● **Records to process**:
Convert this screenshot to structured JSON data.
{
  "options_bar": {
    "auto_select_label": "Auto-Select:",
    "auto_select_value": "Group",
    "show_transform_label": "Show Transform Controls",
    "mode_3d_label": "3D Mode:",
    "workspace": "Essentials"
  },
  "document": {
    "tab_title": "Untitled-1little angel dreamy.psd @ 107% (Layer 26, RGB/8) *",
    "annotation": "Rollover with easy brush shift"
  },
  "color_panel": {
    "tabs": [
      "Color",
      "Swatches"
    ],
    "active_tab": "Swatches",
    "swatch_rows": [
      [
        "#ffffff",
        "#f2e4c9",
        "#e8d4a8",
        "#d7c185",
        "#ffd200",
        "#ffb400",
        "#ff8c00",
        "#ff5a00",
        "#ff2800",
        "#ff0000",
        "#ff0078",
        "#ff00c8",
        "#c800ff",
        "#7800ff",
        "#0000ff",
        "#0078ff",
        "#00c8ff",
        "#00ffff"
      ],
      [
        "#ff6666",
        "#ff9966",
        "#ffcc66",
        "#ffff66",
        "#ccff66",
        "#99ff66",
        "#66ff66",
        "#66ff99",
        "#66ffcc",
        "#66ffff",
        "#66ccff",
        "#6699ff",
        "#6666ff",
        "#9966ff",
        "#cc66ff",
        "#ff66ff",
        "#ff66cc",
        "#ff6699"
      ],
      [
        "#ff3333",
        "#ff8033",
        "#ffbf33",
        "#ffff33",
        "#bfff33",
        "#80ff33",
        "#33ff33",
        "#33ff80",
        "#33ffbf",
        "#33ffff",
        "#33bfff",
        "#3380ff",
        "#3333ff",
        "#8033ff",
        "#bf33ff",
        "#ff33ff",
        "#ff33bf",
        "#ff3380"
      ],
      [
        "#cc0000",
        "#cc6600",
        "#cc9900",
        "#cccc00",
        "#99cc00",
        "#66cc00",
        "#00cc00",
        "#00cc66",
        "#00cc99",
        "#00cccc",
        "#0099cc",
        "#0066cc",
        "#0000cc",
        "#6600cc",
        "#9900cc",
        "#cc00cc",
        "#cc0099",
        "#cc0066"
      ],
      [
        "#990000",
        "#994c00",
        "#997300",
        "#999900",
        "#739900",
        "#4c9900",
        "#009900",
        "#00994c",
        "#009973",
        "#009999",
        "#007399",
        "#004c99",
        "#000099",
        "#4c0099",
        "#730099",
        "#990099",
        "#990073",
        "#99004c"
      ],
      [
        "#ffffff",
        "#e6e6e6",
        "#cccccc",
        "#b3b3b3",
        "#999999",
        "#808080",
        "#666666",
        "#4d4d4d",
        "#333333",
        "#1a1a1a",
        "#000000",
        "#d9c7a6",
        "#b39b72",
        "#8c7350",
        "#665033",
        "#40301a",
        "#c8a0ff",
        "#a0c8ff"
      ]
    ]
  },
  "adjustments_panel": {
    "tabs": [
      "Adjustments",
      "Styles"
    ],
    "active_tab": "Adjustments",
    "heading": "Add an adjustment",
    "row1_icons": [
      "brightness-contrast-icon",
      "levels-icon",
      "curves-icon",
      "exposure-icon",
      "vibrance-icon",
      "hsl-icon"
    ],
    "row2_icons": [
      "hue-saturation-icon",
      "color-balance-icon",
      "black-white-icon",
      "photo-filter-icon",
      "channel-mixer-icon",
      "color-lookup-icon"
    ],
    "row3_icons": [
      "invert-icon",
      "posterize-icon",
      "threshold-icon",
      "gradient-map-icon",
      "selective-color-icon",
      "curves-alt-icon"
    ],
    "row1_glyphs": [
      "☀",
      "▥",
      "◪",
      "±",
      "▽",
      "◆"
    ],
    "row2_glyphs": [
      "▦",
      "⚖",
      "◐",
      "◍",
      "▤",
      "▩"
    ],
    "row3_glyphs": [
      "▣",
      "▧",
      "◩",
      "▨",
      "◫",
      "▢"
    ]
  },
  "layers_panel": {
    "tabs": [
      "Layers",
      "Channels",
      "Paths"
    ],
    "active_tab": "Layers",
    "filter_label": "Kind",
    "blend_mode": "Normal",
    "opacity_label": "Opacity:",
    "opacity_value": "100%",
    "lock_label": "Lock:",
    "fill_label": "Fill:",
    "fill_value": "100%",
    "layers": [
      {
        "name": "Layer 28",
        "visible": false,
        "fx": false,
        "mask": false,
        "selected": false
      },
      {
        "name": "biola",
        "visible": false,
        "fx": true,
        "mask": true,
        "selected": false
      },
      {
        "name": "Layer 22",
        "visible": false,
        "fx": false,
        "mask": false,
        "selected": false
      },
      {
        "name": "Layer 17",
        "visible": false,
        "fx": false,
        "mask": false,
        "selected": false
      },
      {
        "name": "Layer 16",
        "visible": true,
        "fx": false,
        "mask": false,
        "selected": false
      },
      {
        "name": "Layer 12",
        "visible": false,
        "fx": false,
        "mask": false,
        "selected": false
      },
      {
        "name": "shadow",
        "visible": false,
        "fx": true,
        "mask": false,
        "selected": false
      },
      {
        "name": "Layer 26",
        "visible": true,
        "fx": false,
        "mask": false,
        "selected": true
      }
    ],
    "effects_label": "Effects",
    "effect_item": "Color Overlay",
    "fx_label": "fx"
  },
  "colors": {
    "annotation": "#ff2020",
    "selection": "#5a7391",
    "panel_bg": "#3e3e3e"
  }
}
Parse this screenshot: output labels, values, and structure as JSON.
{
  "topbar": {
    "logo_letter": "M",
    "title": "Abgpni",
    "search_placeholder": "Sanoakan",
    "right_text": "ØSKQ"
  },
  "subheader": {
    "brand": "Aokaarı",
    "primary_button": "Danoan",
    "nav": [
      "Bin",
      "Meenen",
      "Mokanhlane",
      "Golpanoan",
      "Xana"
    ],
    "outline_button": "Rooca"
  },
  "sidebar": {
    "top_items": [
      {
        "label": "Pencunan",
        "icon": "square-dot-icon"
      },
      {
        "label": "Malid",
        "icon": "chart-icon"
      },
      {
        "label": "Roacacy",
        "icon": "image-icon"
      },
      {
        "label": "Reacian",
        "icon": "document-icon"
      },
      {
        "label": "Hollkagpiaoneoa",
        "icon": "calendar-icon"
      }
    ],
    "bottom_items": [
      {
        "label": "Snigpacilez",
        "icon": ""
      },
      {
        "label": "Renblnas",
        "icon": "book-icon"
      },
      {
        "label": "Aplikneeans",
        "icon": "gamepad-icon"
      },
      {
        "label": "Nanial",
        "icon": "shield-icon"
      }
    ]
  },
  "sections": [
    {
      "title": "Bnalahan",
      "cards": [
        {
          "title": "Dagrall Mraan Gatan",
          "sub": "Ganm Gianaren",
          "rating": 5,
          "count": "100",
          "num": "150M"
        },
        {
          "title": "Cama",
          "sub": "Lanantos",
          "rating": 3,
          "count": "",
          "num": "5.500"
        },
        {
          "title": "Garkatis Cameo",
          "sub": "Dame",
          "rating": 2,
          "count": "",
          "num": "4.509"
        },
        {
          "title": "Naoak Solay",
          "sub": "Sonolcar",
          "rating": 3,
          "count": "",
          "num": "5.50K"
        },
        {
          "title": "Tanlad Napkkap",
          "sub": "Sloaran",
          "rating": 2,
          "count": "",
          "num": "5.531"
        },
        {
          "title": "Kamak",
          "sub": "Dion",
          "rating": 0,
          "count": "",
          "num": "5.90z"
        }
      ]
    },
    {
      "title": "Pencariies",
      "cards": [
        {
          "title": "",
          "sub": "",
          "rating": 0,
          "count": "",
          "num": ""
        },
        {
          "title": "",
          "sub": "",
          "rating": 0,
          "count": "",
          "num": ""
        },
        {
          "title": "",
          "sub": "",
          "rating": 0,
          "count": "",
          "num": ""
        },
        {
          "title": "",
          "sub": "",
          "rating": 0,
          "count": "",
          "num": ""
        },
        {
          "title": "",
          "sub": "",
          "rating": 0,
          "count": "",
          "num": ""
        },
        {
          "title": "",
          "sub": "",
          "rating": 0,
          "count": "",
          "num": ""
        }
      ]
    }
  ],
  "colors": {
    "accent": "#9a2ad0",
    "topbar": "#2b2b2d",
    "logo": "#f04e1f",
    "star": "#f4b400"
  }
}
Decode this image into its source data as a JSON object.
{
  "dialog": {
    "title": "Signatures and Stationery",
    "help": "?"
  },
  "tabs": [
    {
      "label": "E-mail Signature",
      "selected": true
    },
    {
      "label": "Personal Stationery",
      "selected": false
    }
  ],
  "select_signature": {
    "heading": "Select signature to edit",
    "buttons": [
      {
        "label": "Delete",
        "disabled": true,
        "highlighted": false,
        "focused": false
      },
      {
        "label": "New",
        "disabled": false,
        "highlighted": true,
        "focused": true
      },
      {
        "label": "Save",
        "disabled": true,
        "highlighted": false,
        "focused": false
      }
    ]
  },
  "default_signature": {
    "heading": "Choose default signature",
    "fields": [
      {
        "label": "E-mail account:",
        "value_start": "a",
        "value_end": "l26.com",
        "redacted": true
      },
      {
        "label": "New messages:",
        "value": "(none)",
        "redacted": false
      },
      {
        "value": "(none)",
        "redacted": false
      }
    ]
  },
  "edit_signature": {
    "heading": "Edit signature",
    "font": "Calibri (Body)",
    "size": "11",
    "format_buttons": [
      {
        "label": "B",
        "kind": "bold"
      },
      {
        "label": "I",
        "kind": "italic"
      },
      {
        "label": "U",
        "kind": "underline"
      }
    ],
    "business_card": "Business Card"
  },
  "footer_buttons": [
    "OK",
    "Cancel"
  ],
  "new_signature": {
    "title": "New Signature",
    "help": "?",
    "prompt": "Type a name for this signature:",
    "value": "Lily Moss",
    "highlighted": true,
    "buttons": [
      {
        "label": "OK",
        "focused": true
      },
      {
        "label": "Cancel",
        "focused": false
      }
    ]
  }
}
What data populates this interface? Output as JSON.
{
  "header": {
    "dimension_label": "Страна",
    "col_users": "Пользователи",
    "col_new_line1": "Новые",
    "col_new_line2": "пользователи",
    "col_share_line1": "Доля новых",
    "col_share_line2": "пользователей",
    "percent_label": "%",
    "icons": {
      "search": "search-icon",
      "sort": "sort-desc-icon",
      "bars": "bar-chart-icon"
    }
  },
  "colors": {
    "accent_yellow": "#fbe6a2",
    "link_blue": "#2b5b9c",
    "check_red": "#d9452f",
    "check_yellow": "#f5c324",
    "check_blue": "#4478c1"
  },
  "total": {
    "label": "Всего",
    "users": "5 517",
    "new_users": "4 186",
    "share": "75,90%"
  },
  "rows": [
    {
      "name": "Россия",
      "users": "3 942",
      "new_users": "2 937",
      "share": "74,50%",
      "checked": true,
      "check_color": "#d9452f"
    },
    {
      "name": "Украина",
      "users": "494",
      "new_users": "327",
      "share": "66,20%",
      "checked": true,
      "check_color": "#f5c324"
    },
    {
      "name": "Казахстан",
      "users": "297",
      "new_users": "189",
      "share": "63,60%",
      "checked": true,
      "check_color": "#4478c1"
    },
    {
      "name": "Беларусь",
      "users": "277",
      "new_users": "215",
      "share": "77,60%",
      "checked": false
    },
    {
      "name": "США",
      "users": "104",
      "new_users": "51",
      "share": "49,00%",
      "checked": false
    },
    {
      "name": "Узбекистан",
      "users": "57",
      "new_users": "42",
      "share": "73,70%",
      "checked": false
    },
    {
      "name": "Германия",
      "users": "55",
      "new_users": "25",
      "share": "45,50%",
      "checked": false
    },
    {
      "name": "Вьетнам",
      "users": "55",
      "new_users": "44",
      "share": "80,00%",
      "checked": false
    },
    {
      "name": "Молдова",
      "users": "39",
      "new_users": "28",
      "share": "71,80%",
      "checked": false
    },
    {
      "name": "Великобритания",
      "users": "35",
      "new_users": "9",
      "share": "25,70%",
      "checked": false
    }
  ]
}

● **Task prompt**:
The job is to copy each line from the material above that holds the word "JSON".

● **Solution to the exercise**:
Convert this screenshot to structured JSON data.
Parse this screenshot: output labels, values, and structure as JSON.
Decode this image into its source data as a JSON object.
What data populates this interface? Output as JSON.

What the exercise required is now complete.